Your goal: The answer must be every line of the records below that contains the word "value".

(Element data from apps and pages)
==============================

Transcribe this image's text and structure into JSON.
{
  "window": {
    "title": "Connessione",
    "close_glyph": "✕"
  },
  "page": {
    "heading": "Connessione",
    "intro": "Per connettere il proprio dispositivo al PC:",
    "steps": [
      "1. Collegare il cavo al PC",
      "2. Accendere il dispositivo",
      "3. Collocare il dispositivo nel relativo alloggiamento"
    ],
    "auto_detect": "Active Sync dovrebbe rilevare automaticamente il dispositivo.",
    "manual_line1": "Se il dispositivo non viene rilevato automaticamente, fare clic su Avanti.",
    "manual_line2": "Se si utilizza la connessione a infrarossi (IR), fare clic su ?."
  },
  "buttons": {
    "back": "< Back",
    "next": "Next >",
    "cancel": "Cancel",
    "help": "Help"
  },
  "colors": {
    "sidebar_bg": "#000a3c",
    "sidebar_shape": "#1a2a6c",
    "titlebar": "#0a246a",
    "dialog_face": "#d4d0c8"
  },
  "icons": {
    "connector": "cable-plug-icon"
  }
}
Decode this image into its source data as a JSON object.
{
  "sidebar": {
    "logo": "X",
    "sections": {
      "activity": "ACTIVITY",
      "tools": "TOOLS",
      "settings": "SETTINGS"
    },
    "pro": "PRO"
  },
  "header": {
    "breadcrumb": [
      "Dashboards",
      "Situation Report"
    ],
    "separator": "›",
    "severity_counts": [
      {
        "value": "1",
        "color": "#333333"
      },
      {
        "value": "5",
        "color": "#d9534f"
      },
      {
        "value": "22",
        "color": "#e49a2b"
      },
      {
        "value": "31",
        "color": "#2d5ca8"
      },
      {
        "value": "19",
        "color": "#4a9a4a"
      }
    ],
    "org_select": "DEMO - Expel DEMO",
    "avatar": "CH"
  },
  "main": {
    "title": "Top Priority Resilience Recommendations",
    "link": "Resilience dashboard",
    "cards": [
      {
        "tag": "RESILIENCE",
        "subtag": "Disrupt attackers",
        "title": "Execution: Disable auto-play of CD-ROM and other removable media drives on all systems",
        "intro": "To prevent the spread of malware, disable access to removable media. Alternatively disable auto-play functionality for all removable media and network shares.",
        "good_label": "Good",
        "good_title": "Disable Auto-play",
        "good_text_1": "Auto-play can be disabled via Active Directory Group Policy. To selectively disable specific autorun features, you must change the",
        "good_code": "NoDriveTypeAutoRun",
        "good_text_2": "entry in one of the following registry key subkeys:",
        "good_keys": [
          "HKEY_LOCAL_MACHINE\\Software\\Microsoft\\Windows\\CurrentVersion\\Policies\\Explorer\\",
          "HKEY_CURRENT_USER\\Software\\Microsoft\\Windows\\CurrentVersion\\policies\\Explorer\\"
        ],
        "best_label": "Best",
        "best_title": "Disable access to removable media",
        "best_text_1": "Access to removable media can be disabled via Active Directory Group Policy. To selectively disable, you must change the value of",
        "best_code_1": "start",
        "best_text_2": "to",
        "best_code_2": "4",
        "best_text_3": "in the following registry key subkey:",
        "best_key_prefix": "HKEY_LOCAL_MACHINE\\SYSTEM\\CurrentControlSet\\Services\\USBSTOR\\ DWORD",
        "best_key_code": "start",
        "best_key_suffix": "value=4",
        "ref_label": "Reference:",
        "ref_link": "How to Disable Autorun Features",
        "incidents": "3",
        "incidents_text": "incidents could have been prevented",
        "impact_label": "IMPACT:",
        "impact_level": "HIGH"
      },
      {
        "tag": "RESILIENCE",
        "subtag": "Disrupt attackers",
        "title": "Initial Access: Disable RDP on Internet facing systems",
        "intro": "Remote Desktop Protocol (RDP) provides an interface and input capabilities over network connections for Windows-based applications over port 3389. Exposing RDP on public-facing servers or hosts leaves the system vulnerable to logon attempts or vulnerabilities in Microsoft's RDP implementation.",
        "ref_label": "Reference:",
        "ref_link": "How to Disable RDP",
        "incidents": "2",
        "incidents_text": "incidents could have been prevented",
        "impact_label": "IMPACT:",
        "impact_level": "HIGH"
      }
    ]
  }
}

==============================

Answer to this problem:
        "value": "1",
        "value": "5",
        "value": "22",
        "value": "31",
        "value": "19",
        "best_text_1": "Access to removable media can be disabled via Active Directory Group Policy. To selectively disable, you must change the value of",
        "best_key_suffix": "value=4",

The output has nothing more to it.